“His throat ached with a desire to cry aloud, the cry of a hawk or eagle on high, to cry piercingly of his deliverance to the winds. This was the call of life to his soul not the dull gross voice of the world of duties and despair, not the inhuman voice that had called him to the pale service of the altar. An instant of wild flight had delivered him and the cry of triumph which his lips withheld cleft his brain.”
James Joyce, A Portrait of the Artist as a Young Man. New York: Oxford University Press, 2008. pg. 143
“He still tried to think what was the right answer. Was it right to kiss his mother or wrong to kiss his mother? What did that mean, to kiss? You put your face up like that to say goodnight and then his mother put her face down. That was to kiss. His mother put her lips on his cheek; her lips were soft and they wetted his cheek; and they made a tiny little noise: kiss. Why did people do that with their two faces?”

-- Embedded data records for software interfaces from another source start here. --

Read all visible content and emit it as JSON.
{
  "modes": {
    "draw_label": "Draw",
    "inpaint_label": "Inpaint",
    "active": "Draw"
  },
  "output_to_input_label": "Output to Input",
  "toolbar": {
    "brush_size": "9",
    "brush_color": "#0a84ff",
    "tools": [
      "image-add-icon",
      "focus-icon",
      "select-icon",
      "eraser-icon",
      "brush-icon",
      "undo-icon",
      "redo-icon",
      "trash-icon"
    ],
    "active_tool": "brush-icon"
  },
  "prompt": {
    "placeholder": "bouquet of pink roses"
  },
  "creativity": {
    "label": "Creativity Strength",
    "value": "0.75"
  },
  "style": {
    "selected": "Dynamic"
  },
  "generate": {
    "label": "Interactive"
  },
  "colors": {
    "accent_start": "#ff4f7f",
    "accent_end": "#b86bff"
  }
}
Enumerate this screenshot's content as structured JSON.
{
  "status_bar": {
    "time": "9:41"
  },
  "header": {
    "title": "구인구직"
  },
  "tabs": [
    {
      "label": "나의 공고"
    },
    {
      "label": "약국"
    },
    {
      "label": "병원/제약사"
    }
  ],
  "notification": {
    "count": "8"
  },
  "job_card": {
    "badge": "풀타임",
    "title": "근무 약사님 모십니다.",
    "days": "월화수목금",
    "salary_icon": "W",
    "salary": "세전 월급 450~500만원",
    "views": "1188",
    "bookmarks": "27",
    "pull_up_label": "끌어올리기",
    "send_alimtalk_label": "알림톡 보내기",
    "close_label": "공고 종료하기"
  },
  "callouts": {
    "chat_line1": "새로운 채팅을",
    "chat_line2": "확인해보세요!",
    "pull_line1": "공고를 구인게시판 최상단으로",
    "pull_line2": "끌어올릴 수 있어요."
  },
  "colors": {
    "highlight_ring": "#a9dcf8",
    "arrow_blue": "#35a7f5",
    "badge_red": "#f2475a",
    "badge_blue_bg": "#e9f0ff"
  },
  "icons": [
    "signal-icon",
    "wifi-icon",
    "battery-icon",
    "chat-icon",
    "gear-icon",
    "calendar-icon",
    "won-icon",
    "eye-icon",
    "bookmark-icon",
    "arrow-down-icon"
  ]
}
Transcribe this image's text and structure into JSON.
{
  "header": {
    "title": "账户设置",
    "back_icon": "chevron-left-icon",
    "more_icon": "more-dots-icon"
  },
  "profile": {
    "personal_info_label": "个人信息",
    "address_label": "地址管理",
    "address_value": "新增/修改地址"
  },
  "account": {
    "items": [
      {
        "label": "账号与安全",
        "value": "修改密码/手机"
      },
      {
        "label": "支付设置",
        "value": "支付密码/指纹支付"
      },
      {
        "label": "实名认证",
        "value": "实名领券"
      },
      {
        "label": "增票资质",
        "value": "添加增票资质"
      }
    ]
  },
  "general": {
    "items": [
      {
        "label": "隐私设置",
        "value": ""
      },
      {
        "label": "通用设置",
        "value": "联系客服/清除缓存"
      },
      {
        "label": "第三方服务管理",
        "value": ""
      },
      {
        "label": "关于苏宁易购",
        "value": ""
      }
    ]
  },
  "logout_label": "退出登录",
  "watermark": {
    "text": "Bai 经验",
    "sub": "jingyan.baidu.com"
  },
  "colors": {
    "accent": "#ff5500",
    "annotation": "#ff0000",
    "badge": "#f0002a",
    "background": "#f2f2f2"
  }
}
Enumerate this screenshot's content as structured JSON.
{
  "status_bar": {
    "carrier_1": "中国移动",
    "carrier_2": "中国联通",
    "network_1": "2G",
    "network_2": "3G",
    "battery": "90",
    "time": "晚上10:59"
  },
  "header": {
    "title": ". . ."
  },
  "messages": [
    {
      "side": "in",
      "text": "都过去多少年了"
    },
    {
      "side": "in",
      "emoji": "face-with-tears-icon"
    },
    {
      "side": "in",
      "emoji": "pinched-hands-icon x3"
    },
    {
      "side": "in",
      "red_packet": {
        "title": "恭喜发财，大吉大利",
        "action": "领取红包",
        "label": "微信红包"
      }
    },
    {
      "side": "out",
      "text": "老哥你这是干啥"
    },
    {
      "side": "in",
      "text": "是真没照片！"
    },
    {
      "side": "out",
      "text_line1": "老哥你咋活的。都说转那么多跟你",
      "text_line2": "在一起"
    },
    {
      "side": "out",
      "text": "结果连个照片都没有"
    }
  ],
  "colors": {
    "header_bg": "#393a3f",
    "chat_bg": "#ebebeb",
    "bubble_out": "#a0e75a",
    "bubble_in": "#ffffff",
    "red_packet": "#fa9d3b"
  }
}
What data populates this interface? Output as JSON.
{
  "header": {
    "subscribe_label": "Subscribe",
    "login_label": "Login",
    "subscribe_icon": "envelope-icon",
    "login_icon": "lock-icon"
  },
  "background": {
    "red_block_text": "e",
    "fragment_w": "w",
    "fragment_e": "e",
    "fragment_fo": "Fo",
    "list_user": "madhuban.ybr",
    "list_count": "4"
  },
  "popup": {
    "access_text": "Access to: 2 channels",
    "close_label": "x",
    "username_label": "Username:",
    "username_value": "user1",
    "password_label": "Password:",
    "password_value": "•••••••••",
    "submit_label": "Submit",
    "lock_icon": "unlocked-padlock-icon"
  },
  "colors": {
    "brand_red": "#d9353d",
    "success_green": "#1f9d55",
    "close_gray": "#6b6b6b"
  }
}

James Joyce, A Portrait of the Artist as a Young Man (New York: Oxford University Press, 2008), pg. 11.
Demonstrating affection towards a mother or any other person through a kiss is an act commonly done without much thought put into it. Stephen’s questioning of what it is, it’s meaning, whether it’s wrong or right, and why people do it caught my attention. The dissection of the gesture, the phrasing of the questions, viewing it objectively rather than subjectively, they have an adult-like quality to them, being given to us through a child.
“The conquest of the earth, which mostly means the taking it away from those who have a different complexion or slightly flatter noses than ourselves, is not a pretty thing when you look into it too much. What redeems it is the idea only. An idea at the back of it; not a sentimental pretense but an idea; and an unselfish belief in the idea — something you can set up, and bow down before, and offer a sacrifice to…”
In an almost poetic manner, Marlow presents the basis for which conquerors wreck havoc on those they deem weaker than them. Their actions are based on an idea they have been ingrained with to follow so as not to scrutinize and keep at bay the dark truth lurking underneath.
“He would have liked to invent something, get her to make-believe with him that some passage of a romantic or critical kind had originally occurred. He was really almost reaching out in imagination-as against time-for something that would do, and saying to himself that if it didn’t come this new incident would simply and rather awkwardly close. They would separate, and now for no second or for no third chance. They would have tried and not succeeded.
Henry James, “The Beast in the Jungle,” in Major Stories and Essays (New York: Library of America, 1999), pg. 449
This passage illustrates Marcher’s longing to connect with May, even if it’s by means of pretense. There’s a desperate quality to his musings in wanting to remain in the moment.